Material supplied Block Start

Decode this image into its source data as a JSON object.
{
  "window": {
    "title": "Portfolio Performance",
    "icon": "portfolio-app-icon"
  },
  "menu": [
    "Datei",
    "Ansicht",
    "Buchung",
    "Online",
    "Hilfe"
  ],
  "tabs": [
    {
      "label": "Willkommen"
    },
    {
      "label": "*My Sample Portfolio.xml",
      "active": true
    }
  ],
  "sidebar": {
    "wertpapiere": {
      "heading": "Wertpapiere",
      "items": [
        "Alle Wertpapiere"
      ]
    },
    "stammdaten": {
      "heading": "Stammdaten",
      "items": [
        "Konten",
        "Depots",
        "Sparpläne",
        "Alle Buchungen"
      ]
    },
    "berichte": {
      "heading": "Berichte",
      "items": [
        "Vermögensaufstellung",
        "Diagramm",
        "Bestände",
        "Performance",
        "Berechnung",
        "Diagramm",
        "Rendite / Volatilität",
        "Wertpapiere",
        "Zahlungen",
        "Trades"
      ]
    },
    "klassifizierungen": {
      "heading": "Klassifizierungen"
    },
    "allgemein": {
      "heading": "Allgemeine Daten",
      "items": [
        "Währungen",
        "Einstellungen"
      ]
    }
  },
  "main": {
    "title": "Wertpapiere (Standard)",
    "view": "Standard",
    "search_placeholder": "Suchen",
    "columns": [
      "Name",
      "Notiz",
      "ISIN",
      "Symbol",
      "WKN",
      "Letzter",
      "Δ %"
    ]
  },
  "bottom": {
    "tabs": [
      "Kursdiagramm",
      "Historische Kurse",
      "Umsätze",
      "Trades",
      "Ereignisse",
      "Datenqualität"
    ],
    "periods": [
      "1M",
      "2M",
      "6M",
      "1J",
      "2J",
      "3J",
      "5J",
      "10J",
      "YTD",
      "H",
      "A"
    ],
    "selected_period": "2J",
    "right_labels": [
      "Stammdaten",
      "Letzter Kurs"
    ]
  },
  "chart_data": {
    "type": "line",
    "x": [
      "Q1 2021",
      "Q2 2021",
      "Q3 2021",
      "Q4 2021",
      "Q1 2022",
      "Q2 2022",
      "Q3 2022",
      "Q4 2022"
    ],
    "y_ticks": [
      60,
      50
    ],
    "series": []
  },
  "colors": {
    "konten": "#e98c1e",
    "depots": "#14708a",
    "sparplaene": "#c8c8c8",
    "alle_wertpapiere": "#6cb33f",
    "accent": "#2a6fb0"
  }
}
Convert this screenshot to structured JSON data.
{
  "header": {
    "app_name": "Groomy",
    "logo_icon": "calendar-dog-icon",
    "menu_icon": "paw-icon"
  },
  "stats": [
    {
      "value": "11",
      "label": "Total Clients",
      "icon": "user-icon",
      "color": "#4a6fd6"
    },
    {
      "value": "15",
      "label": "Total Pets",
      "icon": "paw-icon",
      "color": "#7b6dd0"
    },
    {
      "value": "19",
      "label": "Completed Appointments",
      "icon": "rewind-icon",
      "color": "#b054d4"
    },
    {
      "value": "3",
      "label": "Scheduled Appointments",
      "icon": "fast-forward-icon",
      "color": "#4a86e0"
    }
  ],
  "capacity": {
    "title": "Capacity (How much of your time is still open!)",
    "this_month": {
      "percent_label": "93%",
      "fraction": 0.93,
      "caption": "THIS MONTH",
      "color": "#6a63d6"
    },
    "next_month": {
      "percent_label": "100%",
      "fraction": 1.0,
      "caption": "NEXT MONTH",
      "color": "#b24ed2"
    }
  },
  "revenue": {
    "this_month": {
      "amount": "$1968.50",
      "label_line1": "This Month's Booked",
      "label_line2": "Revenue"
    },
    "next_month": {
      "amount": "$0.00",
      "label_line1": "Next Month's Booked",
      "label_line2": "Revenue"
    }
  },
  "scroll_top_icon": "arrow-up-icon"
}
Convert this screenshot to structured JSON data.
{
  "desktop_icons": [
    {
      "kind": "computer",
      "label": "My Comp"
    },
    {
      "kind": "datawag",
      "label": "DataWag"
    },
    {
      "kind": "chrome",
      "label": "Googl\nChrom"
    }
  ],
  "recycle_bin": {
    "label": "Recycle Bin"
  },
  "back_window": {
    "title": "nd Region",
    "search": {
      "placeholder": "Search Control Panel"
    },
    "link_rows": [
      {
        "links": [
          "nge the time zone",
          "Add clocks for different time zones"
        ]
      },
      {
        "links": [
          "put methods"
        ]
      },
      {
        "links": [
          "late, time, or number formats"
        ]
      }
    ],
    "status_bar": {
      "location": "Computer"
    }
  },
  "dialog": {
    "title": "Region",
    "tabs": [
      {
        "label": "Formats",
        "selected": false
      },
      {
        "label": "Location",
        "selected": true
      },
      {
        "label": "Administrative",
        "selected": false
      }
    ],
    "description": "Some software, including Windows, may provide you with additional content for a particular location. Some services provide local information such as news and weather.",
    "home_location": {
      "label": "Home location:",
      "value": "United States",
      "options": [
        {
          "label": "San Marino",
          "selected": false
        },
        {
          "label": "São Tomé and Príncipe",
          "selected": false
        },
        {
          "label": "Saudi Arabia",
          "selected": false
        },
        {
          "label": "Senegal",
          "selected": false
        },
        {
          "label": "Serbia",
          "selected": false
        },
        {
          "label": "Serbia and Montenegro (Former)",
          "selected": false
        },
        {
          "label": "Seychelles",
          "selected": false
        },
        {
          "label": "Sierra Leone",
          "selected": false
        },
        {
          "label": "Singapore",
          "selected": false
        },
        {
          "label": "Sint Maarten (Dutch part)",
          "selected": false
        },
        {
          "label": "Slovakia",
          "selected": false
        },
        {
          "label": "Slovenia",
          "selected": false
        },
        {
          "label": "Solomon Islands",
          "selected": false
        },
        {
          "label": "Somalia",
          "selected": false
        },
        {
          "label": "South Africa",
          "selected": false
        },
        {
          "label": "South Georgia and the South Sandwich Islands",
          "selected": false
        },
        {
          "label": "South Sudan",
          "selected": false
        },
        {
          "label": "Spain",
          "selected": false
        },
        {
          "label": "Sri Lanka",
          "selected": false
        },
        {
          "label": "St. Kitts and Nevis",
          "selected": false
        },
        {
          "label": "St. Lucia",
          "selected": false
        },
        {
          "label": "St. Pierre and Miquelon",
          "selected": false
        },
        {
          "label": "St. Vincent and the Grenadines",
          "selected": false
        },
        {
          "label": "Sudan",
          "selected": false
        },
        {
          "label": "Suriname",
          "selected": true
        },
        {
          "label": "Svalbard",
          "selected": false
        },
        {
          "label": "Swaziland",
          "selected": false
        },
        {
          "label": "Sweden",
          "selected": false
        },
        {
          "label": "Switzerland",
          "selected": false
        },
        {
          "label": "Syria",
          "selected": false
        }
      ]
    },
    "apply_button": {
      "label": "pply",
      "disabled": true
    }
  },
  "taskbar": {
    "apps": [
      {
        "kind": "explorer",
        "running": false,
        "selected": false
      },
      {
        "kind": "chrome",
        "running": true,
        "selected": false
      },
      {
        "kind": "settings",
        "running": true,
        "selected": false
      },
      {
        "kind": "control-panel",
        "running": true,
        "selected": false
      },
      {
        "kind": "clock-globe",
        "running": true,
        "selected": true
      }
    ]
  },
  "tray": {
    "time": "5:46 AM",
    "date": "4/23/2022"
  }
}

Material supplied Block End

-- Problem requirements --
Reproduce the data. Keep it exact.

-- Written reply --
Decode this image into its source data as a JSON object.
{
  "window": {
    "title": "Portfolio Performance",
    "icon": "portfolio-app-icon"
  },
  "menu": [
    "Datei",
    "Ansicht",
    "Buchung",
    "Online",
    "Hilfe"
  ],
  "tabs": [
    {
      "label": "Willkommen"
    },
    {
      "label": "*My Sample Portfolio.xml",
      "active": true
    }
  ],
  "sidebar": {
    "wertpapiere": {
      "heading": "Wertpapiere",
      "items": [
        "Alle Wertpapiere"
      ]
    },
    "stammdaten": {
      "heading": "Stammdaten",
      "items": [
        "Konten",
        "Depots",
        "Sparpläne",
        "Alle Buchungen"
      ]
    },
    "berichte": {
      "heading": "Berichte",
      "items": [
        "Vermögensaufstellung",
        "Diagramm",
        "Bestände",
        "Performance",
        "Berechnung",
        "Diagramm",
        "Rendite / Volatilität",
        "Wertpapiere",
        "Zahlungen",
        "Trades"
      ]
    },
    "klassifizierungen": {
      "heading": "Klassifizierungen"
    },
    "allgemein": {
      "heading": "Allgemeine Daten",
      "items": [
        "Währungen",
        "Einstellungen"
      ]
    }
  },
  "main": {
    "title": "Wertpapiere (Standard)",
    "view": "Standard",
    "search_placeholder": "Suchen",
    "columns": [
      "Name",
      "Notiz",
      "ISIN",
      "Symbol",
      "WKN",
      "Letzter",
      "Δ %"
    ]
  },
  "bottom": {
    "tabs": [
      "Kursdiagramm",
      "Historische Kurse",
      "Umsätze",
      "Trades",
      "Ereignisse",
      "Datenqualität"
    ],
    "periods": [
      "1M",
      "2M",
      "6M",
      "1J",
      "2J",
      "3J",
      "5J",
      "10J",
      "YTD",
      "H",
      "A"
    ],
    "selected_period": "2J",
    "right_labels": [
      "Stammdaten",
      "Letzter Kurs"
    ]
  },
  "chart_data": {
    "type": "line",
    "x": [
      "Q1 2021",
      "Q2 2021",
      "Q3 2021",
      "Q4 2021",
      "Q1 2022",
      "Q2 2022",
      "Q3 2022",
      "Q4 2022"
    ],
    "y_ticks": [
      60,
      50
    ],
    "series": []
  },
  "colors": {
    "konten": "#e98c1e",
    "depots": "#14708a",
    "sparplaene": "#c8c8c8",
    "alle_wertpapiere": "#6cb33f",
    "accent": "#2a6fb0"
  }
}
Convert this screenshot to structured JSON data.
{
  "header": {
    "app_name": "Groomy",
    "logo_icon": "calendar-dog-icon",
    "menu_icon": "paw-icon"
  },
  "stats": [
    {
      "value": "11",
      "label": "Total Clients",
      "icon": "user-icon",
      "color": "#4a6fd6"
    },
    {
      "value": "15",
      "label": "Total Pets",
      "icon": "paw-icon",
      "color": "#7b6dd0"
    },
    {
      "value": "19",
      "label": "Completed Appointments",
      "icon": "rewind-icon",
      "color": "#b054d4"
    },
    {
      "value": "3",
      "label": "Scheduled Appointments",
      "icon": "fast-forward-icon",
      "color": "#4a86e0"
    }
  ],
  "capacity": {
    "title": "Capacity (How much of your time is still open!)",
    "this_month": {
      "percent_label": "93%",
      "fraction": 0.93,
      "caption": "THIS MONTH",
      "color": "#6a63d6"
    },
    "next_month": {
      "percent_label": "100%",
      "fraction": 1.0,
      "caption": "NEXT MONTH",
      "color": "#b24ed2"
    }
  },
  "revenue": {
    "this_month": {
      "amount": "$1968.50",
      "label_line1": "This Month's Booked",
      "label_line2": "Revenue"
    },
    "next_month": {
      "amount": "$0.00",
      "label_line1": "Next Month's Booked",
      "label_line2": "Revenue"
    }
  },
  "scroll_top_icon": "arrow-up-icon"
}
Convert this screenshot to structured JSON data.
{
  "desktop_icons": [
    {
      "kind": "computer",
      "label": "My Comp"
    },
    {
      "kind": "datawag",
      "label": "DataWag"
    },
    {
      "kind": "chrome",
      "label": "Googl\nChrom"
    }
  ],
  "recycle_bin": {
    "label": "Recycle Bin"
  },
  "back_window": {
    "title": "nd Region",
    "search": {
      "placeholder": "Search Control Panel"
    },
    "link_rows": [
      {
        "links": [
          "nge the time zone",
          "Add clocks for different time zones"
        ]
      },
      {
        "links": [
          "put methods"
        ]
      },
      {
        "links": [
          "late, time, or number formats"
        ]
      }
    ],
    "status_bar": {
      "location": "Computer"
    }
  },
  "dialog": {
    "title": "Region",
    "tabs": [
      {
        "label": "Formats",
        "selected": false
      },
      {
        "label": "Location",
        "selected": true
      },
      {
        "label": "Administrative",
        "selected": false
      }
    ],
    "description": "Some software, including Windows, may provide you with additional content for a particular location. Some services provide local information such as news and weather.",
    "home_location": {
      "label": "Home location:",
      "value": "United States",
      "options": [
        {
          "label": "San Marino",
          "selected": false
        },
        {
          "label": "São Tomé and Príncipe",
          "selected": false
        },
        {
          "label": "Saudi Arabia",
          "selected": false
        },
        {
          "label": "Senegal",
          "selected": false
        },
        {
          "label": "Serbia",
          "selected": false
        },
        {
          "label": "Serbia and Montenegro (Former)",
          "selected": false
        },
        {
          "label": "Seychelles",
          "selected": false
        },
        {
          "label": "Sierra Leone",
          "selected": false
        },
        {
          "label": "Singapore",
          "selected": false
        },
        {
          "label": "Sint Maarten (Dutch part)",
          "selected": false
        },
        {
          "label": "Slovakia",
          "selected": false
        },
        {
          "label": "Slovenia",
          "selected": false
        },
        {
          "label": "Solomon Islands",
          "selected": false
        },
        {
          "label": "Somalia",
          "selected": false
        },
        {
          "label": "South Africa",
          "selected": false
        },
        {
          "label": "South Georgia and the South Sandwich Islands",
          "selected": false
        },
        {
          "label": "South Sudan",
          "selected": false
        },
        {
          "label": "Spain",
          "selected": false
        },
        {
          "label": "Sri Lanka",
          "selected": false
        },
        {
          "label": "St. Kitts and Nevis",
          "selected": false
        },
        {
          "label": "St. Lucia",
          "selected": false
        },
        {
          "label": "St. Pierre and Miquelon",
          "selected": false
        },
        {
          "label": "St. Vincent and the Grenadines",
          "selected": false
        },
        {
          "label": "Sudan",
          "selected": false
        },
        {
          "label": "Suriname",
          "selected": true
        },
        {
          "label": "Svalbard",
          "selected": false
        },
        {
          "label": "Swaziland",
          "selected": false
        },
        {
          "label": "Sweden",
          "selected": false
        },
        {
          "label": "Switzerland",
          "selected": false
        },
        {
          "label": "Syria",
          "selected": false
        }
      ]
    },
    "apply_button": {
      "label": "pply",
      "disabled": true
    }
  },
  "taskbar": {
    "apps": [
      {
        "kind": "explorer",
        "running": false,
        "selected": false
      },
      {
        "kind": "chrome",
        "running": true,
        "selected": false
      },
      {
        "kind": "settings",
        "running": true,
        "selected": false
      },
      {
        "kind": "control-panel",
        "running": true,
        "selected": false
      },
      {
        "kind": "clock-globe",
        "running": true,
        "selected": true
      }
    ]
  },
  "tray": {
    "time": "5:46 AM",
    "date": "4/23/2022"
  }
}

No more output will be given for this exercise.